BEATO DE SAN MILLÁN
* Reference: Real Academia de la Historia de Madrid, sign. Emil: 33.
* Other names: Beato de la Real Academia de la Historia.
* 282 folios of parchment in two columns with 34-35 lines per page.
* 53 miniature.
* Available facsimiles: Full codex: C.M. Editores.
Study of the Blessed of San Millán by our collaborator Jean-Luc Monneret in which all the images of the manuscript have been digitally cleaned. Press the image to access.
This Blessed presents a very special interest because, in addition to being considered as one of the most typical works of the Emilian desk, it is also the most complete of those created in San Millán de la Cogolla. To this must be added that it was made in two phases, with very different styles, but keeping the unmistakable imprint of the works of this monastery.
In fact, it was written in two periods, the first, until folio 228 at the end of the tenth century, on low quality parchment, which indicates that it was developed in difficult times for the Riojan monastery, possibly at a time when Almanzor was razing much of the Christian kingdoms, from which San Millán was not spared either. The rest, up to folio 282, was continued in the late 11th or early 12th century.
It was also miniado in two phases. The first, in Mozarabic style. attributed to Albinus and some collaborators, reaches folio 92, in addition to some pages interspersed in the rest of the manuscript. The Blessed is not continued until the end of the eleventh or the beginning of the twelfth century, at the height of the monastery, but already in a style that announces the new Romanesque art, although in that phase it is not completed completely, since some spaces have remained blank. This second phase, from the late 11th century, is contemporary with the Blessed of Silos, begun in 1091, although it was not completed until 1109.
On the other hand, while the tenth century miniatures, of approximate date to that of most of the text, follow the pictorial tradition of the family I, those of the second phase seem to be based on the branch IIab, like the Blessed of Saint-Sever, with which he also offers some stylistic similarities.
Centrando nuestro análisis básicamente en la fase mozárabe, es evidente la influencia en algunas de las imágenes de este Beato On the other hand, while the tenth century miniatures, of approximate date to that of most of the text, follow the pictorial tradition of the family I, those of the second phase seem to be based on the branch IIab, like the Blessed of Saint-Sever, with which he also offers some stylistic similarities.
On the first page it presents the Cross of Oviedo with the image of the Lamb at the intersection of the arms of the cross and the tetramorphs with the symbols of the Evangelists at the ends, scheme that we will find later in some Romanesque crosses.
In the rest of this first part of the manuscript the miniatures are inserted directly into the text to which they are associated, occupying in some cases part of a column, in others just over half of the folio and only in two of them the entire folio. As we have already indicated, many of his drawings have been copied from the Bible of St.Isidore, although it is evident that it was not originally intended, by making the written copy, because in several cases the reserved space does not correspond to the size of the drawing that has been included subsequently, the illuminator being limited to maintaining the proportions of the original composition without taking into account those of the existing white space.

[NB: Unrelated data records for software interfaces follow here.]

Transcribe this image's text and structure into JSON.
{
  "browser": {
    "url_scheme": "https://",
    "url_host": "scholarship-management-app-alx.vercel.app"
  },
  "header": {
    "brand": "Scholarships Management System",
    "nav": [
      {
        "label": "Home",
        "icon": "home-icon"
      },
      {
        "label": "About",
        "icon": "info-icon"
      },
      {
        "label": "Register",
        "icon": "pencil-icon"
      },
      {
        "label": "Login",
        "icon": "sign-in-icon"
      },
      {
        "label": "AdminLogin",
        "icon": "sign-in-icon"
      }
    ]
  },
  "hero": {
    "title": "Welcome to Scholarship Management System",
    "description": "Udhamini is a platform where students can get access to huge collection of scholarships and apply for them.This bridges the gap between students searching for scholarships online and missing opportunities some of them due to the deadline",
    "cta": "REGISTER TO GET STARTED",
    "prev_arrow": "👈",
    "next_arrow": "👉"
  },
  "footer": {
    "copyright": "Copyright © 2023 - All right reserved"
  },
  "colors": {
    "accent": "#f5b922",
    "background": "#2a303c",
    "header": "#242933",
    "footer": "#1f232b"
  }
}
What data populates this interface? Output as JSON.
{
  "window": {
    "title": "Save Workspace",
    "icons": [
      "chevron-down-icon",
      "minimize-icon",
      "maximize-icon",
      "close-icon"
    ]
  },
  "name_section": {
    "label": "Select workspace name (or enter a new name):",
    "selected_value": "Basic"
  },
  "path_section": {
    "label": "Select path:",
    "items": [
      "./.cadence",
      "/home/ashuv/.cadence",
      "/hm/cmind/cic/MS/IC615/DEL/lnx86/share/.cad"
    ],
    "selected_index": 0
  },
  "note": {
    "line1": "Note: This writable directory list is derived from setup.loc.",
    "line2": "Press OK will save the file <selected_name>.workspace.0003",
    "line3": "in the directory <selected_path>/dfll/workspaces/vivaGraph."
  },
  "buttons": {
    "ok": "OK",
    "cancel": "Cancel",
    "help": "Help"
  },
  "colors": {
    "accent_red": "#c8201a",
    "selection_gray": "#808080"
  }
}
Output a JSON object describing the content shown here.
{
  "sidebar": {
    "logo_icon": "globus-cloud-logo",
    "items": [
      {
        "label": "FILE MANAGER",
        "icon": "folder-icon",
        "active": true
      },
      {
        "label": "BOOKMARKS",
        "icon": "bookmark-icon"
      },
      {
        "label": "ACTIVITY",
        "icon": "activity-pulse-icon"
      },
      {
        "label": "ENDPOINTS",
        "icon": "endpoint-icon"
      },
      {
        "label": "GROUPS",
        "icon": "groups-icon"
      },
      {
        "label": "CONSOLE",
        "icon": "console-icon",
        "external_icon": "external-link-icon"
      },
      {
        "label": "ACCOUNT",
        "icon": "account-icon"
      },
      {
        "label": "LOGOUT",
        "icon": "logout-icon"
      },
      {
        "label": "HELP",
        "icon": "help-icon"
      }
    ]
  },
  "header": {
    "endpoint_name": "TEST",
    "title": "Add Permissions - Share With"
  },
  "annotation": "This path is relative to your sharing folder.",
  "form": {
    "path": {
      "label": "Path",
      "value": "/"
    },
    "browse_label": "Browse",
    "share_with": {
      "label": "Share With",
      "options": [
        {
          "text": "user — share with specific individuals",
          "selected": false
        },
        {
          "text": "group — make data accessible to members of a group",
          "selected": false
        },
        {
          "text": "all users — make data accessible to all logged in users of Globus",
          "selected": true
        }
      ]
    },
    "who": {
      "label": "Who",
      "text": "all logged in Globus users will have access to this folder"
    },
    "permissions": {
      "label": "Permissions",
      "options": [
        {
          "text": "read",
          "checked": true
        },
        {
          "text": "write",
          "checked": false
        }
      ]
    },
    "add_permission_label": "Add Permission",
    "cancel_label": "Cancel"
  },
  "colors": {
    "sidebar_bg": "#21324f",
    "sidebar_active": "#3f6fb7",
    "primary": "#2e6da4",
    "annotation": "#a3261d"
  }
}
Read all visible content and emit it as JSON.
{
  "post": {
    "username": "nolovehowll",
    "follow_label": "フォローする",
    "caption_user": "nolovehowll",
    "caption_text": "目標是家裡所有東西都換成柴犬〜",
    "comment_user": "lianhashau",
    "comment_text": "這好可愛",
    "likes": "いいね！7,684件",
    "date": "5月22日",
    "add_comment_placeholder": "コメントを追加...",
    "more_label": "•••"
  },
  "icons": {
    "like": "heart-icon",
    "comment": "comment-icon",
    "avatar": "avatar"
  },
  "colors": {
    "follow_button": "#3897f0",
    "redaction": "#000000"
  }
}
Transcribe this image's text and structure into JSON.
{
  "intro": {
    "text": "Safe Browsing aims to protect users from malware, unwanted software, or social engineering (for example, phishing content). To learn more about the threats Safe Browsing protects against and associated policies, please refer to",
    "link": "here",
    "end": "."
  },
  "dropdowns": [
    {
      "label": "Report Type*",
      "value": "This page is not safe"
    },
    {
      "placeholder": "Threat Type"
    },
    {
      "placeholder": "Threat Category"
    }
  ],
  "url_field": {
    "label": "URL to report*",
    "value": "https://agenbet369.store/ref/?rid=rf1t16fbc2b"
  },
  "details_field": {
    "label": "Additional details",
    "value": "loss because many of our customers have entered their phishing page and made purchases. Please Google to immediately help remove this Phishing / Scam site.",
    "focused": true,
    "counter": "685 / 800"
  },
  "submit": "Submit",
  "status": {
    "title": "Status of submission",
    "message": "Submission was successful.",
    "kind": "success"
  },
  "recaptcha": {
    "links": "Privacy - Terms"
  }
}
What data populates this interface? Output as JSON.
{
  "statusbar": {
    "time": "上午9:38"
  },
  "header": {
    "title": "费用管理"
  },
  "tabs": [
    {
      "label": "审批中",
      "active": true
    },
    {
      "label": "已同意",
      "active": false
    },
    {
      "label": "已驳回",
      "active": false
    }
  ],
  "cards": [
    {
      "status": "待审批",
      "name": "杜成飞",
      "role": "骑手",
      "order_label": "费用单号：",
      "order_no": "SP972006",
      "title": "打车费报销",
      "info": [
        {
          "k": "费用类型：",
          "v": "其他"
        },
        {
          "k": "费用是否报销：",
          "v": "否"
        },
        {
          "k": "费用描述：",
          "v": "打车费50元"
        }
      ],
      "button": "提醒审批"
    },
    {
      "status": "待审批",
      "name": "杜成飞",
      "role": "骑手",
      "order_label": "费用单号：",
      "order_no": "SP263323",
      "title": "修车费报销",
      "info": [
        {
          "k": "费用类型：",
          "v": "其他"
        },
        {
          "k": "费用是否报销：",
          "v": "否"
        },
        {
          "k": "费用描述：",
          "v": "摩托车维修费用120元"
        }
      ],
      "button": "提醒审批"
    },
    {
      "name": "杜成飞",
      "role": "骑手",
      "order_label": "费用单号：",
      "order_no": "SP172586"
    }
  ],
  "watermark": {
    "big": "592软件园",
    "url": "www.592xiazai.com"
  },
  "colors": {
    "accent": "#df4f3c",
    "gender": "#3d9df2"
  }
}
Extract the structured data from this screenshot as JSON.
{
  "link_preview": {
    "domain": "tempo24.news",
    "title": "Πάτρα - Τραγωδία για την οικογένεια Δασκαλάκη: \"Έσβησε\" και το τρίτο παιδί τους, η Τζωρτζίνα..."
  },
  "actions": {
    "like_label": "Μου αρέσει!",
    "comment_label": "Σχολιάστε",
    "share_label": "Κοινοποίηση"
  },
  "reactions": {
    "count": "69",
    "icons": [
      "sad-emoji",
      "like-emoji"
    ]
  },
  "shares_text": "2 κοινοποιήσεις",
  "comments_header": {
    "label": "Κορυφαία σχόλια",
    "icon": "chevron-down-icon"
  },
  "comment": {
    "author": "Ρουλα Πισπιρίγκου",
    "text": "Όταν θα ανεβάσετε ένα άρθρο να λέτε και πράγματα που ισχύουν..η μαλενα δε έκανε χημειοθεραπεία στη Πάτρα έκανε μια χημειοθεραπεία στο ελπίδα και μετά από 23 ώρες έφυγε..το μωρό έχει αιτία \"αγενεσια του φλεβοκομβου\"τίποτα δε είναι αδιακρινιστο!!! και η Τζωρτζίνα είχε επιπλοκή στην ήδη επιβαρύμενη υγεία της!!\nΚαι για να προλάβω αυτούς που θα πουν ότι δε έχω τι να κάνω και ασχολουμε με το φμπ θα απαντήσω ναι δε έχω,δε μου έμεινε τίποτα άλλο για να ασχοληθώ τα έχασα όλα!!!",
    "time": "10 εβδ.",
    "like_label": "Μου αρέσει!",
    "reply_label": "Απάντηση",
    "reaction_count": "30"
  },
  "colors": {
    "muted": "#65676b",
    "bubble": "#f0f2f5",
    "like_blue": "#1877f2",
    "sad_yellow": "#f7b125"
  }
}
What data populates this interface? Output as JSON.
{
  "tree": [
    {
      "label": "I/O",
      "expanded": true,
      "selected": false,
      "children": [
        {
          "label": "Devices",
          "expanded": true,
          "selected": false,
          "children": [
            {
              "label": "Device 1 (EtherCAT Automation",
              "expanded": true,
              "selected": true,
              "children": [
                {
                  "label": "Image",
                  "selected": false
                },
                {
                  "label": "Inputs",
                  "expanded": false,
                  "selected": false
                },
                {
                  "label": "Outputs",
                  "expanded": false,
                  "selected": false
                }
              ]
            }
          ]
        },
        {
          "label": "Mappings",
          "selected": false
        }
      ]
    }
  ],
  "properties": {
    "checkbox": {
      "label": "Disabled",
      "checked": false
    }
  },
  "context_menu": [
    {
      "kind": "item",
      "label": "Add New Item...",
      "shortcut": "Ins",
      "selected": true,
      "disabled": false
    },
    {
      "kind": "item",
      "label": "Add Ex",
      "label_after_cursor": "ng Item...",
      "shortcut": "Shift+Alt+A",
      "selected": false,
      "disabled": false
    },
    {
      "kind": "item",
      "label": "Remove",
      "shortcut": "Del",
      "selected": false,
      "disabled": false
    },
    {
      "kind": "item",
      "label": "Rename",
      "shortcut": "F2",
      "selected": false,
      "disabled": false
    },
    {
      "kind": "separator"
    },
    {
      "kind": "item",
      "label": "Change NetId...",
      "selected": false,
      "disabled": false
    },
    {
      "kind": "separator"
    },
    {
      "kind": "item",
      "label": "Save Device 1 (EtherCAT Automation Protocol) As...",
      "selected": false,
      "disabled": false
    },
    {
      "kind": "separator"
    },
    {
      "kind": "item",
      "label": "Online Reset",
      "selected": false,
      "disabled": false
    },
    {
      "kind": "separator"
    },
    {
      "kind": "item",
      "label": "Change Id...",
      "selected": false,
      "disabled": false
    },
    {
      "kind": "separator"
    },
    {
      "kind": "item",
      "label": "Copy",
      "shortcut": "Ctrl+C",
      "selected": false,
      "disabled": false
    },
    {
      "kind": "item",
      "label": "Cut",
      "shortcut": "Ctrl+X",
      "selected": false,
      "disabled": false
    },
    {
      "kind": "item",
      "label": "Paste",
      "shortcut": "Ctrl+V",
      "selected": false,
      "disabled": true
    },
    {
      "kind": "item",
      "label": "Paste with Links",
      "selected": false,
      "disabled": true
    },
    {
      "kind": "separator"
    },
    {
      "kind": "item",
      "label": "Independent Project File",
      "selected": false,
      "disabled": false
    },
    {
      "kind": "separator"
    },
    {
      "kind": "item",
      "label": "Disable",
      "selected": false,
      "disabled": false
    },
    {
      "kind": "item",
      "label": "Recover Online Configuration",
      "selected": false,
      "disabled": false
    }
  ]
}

En las miniaturas de esta fase, generalmente sobre fondo claro, las figuras son poco estilizadas, de cuerpos más bien gruesos y formas planas, muy esquemáticas, con poca expresión y con un plegado muy plano de la indumentaria. Su estilo, como ya hemos indicado está inspirado en las obras de Florencio, pero con una calidad inferior, más sobrio y con una gama cromática menos brillante, en la que predominan las tonalidades frías a base de morados, verde y azul oscuros, amarillo y, en algunos casos, los rojos-naranjas, muy diferente de los colores luminosos de la Biblia de San Isidoro.
The style of the second part is very different and seems to be created by several miniaturists. While some of his images seem to belong to various artists of poor quality, a last phase was developed by a fully Romanesque miniaturist, in a style completely different from the Mozarabic. In the color he uses with greater profusion the intense red, the blue, light green and yellow, while the purple almost disappears. The images, generally on coloured backgrounds and framed with highly decorated margins, present both a greater maturity and a certain sense of volume, with more elongated figures that present greater mobility and a folding with undulations, much more realistic than in the Mozarabic phase.
The final set, which almost completely adjusts its iconographic program to the apocalyptic text so that the themes of its miniatures serve to illustrate the contents of the folios in which they are included, it is of great interest to know the characteristics of the miniature created in the Monastery of San Millán de la Cogolla in two very different stylistic moments, but in which you can find elements common to all the works of this scriptorium.
Historia de España de Menéndez Pidal: Tomos VI y VII*
SUMMA ARTIS: Tomos VIII y XXII
L’Art Préroman Hispanique: ZODIAQUE
Arte y Arquitectura española 500/1250: Joaquín Yarza
Beato de San Millán: Manuel Cecilio Díaz y Díaz, John Williams